Pull-Out Force lbs.

Wire Connectors - Centre of Block
1 560 lbs. Ave. = 530 lbs.
2 600 lbs. s = 72
3 518 lbs.
4 523 lbs.
5 580 lbs.
6 397 lbs.
Wire Connectors - 1" from Edge
1 543 lbs. Ave. = 537 lbs.
2 457 lbs. s = 51
3 536 lbs.
4 548 lbs.
5 600 lbs.
Flat Connectors - Centre of Block
1 469 lbs.*
Ave. = 530 lbs.
2 563 lbs. s = 53
3 597 lbs.
4 486 lbs.
5 531 lbs.
Flat Connectors - 1" from Edge
1 538 lbs. Ave. = 530 lbs.
2 642 lbs. s = 78
3 434 lbs.
4 486 lbs.
5 555 lbs.

*Connector twisted & concrete failure

With but one exception of the total of 41 tests from both series, failure occurred by shearing of the concrete slot. The values given in the above tables are all ultimate (failure) loads. Applying the appropriate factors of safety, the working values would be as follows:

For the 2,500 psi. compressive strength blocks, test 1-10, 225 lbs.

For the 1,520 psi. compressive strength blocks, 135 lbs.

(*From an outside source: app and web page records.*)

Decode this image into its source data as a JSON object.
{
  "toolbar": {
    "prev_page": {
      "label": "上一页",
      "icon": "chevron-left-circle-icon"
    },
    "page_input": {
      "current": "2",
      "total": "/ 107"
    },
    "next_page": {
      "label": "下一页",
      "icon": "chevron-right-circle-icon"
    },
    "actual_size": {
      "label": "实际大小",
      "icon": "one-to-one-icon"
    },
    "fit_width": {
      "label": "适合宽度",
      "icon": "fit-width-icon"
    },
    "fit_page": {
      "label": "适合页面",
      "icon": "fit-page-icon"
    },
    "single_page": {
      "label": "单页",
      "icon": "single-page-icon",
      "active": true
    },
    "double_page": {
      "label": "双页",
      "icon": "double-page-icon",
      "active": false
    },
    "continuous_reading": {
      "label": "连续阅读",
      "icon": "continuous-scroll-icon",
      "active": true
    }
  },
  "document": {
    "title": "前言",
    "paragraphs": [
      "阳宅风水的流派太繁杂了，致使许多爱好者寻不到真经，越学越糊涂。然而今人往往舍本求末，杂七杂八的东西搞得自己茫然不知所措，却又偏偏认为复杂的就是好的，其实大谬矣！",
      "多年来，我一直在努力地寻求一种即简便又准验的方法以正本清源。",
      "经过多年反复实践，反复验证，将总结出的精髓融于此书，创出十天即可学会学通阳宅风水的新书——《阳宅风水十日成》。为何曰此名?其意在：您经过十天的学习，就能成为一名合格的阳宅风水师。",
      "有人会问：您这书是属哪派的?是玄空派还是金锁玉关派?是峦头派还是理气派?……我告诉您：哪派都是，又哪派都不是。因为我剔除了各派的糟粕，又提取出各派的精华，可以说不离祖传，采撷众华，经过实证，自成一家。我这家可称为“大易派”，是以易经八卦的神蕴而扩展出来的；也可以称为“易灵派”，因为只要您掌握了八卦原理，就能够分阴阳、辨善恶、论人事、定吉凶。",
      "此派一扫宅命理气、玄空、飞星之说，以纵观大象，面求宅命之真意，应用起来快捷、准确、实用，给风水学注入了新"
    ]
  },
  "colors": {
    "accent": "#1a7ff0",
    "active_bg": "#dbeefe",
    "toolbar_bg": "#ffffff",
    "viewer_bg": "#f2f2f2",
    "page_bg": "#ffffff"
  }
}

Greater strength could be achieved by a more deeply recessed mortise or by changes to the shape of the tenon end. While a particular embodiment has been described, it is understood that this is not intended to restrict the scope of the claims which follow.